- Record set
———

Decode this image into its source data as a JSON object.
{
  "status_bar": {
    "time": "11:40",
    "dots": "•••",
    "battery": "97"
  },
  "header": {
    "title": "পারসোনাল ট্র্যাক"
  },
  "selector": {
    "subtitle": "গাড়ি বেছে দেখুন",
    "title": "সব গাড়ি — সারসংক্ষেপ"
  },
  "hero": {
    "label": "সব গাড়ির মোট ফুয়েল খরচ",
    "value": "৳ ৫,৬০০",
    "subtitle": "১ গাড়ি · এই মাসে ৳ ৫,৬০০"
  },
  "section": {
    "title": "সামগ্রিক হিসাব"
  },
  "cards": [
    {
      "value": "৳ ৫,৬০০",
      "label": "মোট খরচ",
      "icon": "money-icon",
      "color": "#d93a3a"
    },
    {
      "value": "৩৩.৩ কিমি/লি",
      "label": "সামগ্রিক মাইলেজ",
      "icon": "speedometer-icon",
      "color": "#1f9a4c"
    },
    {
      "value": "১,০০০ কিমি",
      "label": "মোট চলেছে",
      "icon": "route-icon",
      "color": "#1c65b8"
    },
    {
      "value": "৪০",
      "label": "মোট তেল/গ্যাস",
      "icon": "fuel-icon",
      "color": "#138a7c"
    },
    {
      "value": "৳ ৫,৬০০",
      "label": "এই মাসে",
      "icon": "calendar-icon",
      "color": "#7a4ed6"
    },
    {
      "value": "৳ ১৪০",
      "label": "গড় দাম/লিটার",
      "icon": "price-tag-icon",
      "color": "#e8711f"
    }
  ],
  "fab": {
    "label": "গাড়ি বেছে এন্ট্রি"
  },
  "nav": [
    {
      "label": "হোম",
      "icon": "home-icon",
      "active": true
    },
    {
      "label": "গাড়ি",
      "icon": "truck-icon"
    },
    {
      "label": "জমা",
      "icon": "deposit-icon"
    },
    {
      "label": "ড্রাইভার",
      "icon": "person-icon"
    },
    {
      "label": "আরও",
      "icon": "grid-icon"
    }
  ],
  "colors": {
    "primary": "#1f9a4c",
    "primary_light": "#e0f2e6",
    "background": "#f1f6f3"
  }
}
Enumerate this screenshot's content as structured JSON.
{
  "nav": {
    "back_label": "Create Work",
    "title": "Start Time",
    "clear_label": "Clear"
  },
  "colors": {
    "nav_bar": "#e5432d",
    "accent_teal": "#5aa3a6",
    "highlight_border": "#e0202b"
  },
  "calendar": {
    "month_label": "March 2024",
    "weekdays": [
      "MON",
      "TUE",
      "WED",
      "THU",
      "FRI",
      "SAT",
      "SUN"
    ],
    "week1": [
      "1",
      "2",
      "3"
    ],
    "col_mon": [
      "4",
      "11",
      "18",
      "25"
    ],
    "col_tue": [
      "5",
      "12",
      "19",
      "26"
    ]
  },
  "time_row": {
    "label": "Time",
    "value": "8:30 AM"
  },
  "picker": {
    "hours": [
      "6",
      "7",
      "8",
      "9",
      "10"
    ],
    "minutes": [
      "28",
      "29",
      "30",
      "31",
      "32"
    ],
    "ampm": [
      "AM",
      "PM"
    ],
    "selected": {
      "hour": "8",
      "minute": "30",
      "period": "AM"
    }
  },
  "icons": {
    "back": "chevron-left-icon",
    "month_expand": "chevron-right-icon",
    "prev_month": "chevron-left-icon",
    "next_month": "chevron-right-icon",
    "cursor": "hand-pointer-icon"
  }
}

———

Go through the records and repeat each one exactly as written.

Decode this image into its source data as a JSON object.
{
  "status_bar": {
    "time": "11:40",
    "dots": "•••",
    "battery": "97"
  },
  "header": {
    "title": "পারসোনাল ট্র্যাক"
  },
  "selector": {
    "subtitle": "গাড়ি বেছে দেখুন",
    "title": "সব গাড়ি — সারসংক্ষেপ"
  },
  "hero": {
    "label": "সব গাড়ির মোট ফুয়েল খরচ",
    "value": "৳ ৫,৬০০",
    "subtitle": "১ গাড়ি · এই মাসে ৳ ৫,৬০০"
  },
  "section": {
    "title": "সামগ্রিক হিসাব"
  },
  "cards": [
    {
      "value": "৳ ৫,৬০০",
      "label": "মোট খরচ",
      "icon": "money-icon",
      "color": "#d93a3a"
    },
    {
      "value": "৩৩.৩ কিমি/লি",
      "label": "সামগ্রিক মাইলেজ",
      "icon": "speedometer-icon",
      "color": "#1f9a4c"
    },
    {
      "value": "১,০০০ কিমি",
      "label": "মোট চলেছে",
      "icon": "route-icon",
      "color": "#1c65b8"
    },
    {
      "value": "৪০",
      "label": "মোট তেল/গ্যাস",
      "icon": "fuel-icon",
      "color": "#138a7c"
    },
    {
      "value": "৳ ৫,৬০০",
      "label": "এই মাসে",
      "icon": "calendar-icon",
      "color": "#7a4ed6"
    },
    {
      "value": "৳ ১৪০",
      "label": "গড় দাম/লিটার",
      "icon": "price-tag-icon",
      "color": "#e8711f"
    }
  ],
  "fab": {
    "label": "গাড়ি বেছে এন্ট্রি"
  },
  "nav": [
    {
      "label": "হোম",
      "icon": "home-icon",
      "active": true
    },
    {
      "label": "গাড়ি",
      "icon": "truck-icon"
    },
    {
      "label": "জমা",
      "icon": "deposit-icon"
    },
    {
      "label": "ড্রাইভার",
      "icon": "person-icon"
    },
    {
      "label": "আরও",
      "icon": "grid-icon"
    }
  ],
  "colors": {
    "primary": "#1f9a4c",
    "primary_light": "#e0f2e6",
    "background": "#f1f6f3"
  }
}
Enumerate this screenshot's content as structured JSON.
{
  "nav": {
    "back_label": "Create Work",
    "title": "Start Time",
    "clear_label": "Clear"
  },
  "colors": {
    "nav_bar": "#e5432d",
    "accent_teal": "#5aa3a6",
    "highlight_border": "#e0202b"
  },
  "calendar": {
    "month_label": "March 2024",
    "weekdays": [
      "MON",
      "TUE",
      "WED",
      "THU",
      "FRI",
      "SAT",
      "SUN"
    ],
    "week1": [
      "1",
      "2",
      "3"
    ],
    "col_mon": [
      "4",
      "11",
      "18",
      "25"
    ],
    "col_tue": [
      "5",
      "12",
      "19",
      "26"
    ]
  },
  "time_row": {
    "label": "Time",
    "value": "8:30 AM"
  },
  "picker": {
    "hours": [
      "6",
      "7",
      "8",
      "9",
      "10"
    ],
    "minutes": [
      "28",
      "29",
      "30",
      "31",
      "32"
    ],
    "ampm": [
      "AM",
      "PM"
    ],
    "selected": {
      "hour": "8",
      "minute": "30",
      "period": "AM"
    }
  },
  "icons": {
    "back": "chevron-left-icon",
    "month_expand": "chevron-right-icon",
    "prev_month": "chevron-left-icon",
    "next_month": "chevron-right-icon",
    "cursor": "hand-pointer-icon"
  }
}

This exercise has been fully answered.